Raqbani said Abu Dhabi's ambitious plan to diversify its economy, which envisages lifting the non-oil share of gross domestic product to 64 percent in 2030 from roughly 50 percent now by developing sectors such as tourism, financial services and even aerospace, remained on track. "The best way to protect your economy is by having a diversified economy, not solely focused on a single sector," he said.
Abu Dhabi's new priorities may hurt its real estate and construction sectors in the immediate term. Citibank forecasts a nominal decline of 5 percent in construction this year and flat activity in real estate.

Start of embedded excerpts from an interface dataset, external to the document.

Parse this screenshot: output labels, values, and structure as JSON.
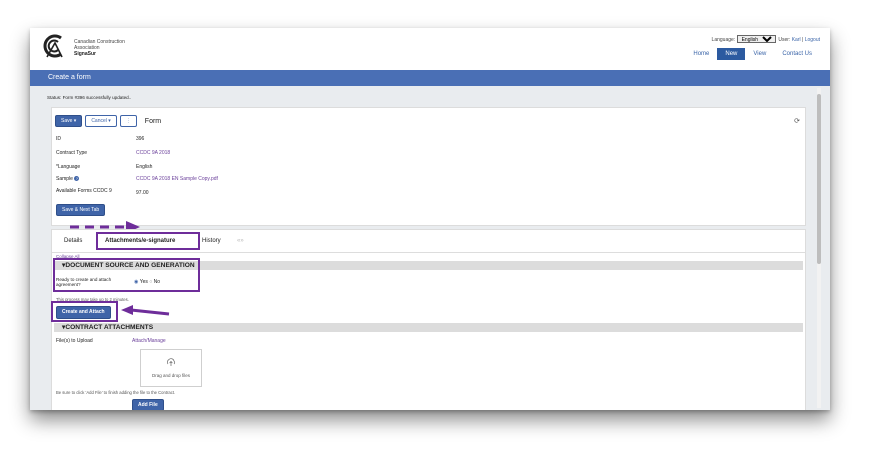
{
  "header": {
    "org_line1": "Canadian Construction",
    "org_line2": "Association",
    "org_line3": "SignaSur",
    "language_label": "Language:",
    "language_value": "English",
    "user_label": "User:",
    "user_name": "Karl",
    "separator": "|",
    "logout": "Logout",
    "nav": [
      "Home",
      "New",
      "View",
      "Contact Us"
    ]
  },
  "page_title": "Create a form",
  "status_text": "Status: Form #396 successfully updated..",
  "toolbar": {
    "save": "Save",
    "save_caret": "▾",
    "cancel": "Cancel",
    "cancel_caret": "▾",
    "more": "⋮",
    "form_label": "Form",
    "refresh_icon": "⟳"
  },
  "fields": [
    {
      "label": "ID",
      "value": "396"
    },
    {
      "label": "Contract Type",
      "value": "CCDC 9A 2018"
    },
    {
      "label": "*Language",
      "value": "English"
    },
    {
      "label": "Sample",
      "value": "CCDC 9A 2018 EN Sample Copy.pdf"
    },
    {
      "label": "Available Forms CCDC 9",
      "value": "97.00"
    }
  ],
  "save_next_tab": "Save & Next Tab",
  "tabs": [
    "Details",
    "Attachments/e-signature",
    "History"
  ],
  "tabs_arrows": "«»",
  "collapse_all": "Collapse All",
  "section_doc": "DOCUMENT SOURCE AND GENERATION",
  "ready_label_1": "Ready to create and attach",
  "ready_label_2": "agreement?",
  "radio_yes": "Yes",
  "radio_no": "No",
  "note_minutes": "This process may take up to 2 minutes.",
  "create_attach": "Create and Attach",
  "section_contract": "CONTRACT ATTACHMENTS",
  "files_label": "File(s) to Upload",
  "attach_manage": "Attach/Manage",
  "drag_drop": "Drag and drop files",
  "add_file_note": "Be sure to click 'Add File' to finish adding the file to the Contract.",
  "add_file": "Add File",
  "colors": {
    "accent": "#4a6fb5",
    "annotation": "#6e2d9a",
    "link": "#6a3f9a"
  }
}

In the longer term, however, fewer big government-backed projects could rekindle private sector demand by making the property market more price-competitive.
"While the steps being made by Abu Dhabi government to consolidate projects and government entities and re-prioritise investment are having a short-term negative impact on the market, these moves are highly positive for the medium term market outlook," said David Dudley, head of Jones Lang LaSalle's Abu Dhabi office.
"The market is taking a short-term hit for longer-term benefit."
Barring an extended plunge in global oil prices, which is not happening despite the weakness of the world economy, Abu Dhabi's overall growth looks solid. Real GDP growth is estimated at about 4.5 percent this year and in the same area next year, Mohamed Omar Abdulla, Undersecretary at the emirate's Department of Economic Development, told Reuters last month.
Dubai's retrenchment has been seen by markets as underlining its financial weakness; companies in the emirate are still restructuring tens of billions of dollars of debt. But because of Abu Dhabi's massive financial resources, its own change of strategy may be received positively and ultimately encourage international investors to cut the premium which they demand for buying Abu Dhabi debt, which is partly the result of the secrecy surrounding its accounts.
Abu Dhabi, which has contributed at least $10 billion to bailing out Dubai, may conceivably be required to provide more money in coming years. But this urden would be small compared to the size of Abu Dhabi's sovereign wealth fund, estimated at around $600 billion.
Affirming its AA credit rating of Abu Dhabi in September, Fitch Ratings estimated the emirate would enjoy a budget surplus amounting to a double-digit percentage of GDP this year.
Citibank forecasts a surplus of 60 billion dirhams ($16.3 billion), or 8.2 percent of GDP, with the budget staying in surplus for the foreseeable future.
"We believe that Abu Dhabi has the fiscal space to pursue its economic priorities and support direct government debt comfortably," Citibank said.
Raza Agha, senior Middle East and North Africa economist at RBS, said in a report: "We view the reported slowdown/consolidation in Abu Dhabi as a long term credit positive...
"We feel the emirate would be much better served investing at a lower pace, and perhaps in a more focused manner that improves the quality of life for locals. Beyond that, headline grabbing projects and investments are unlikely to yield dividends even in the long run and may actually serve to create greater uncertainties in the short term." - Reuters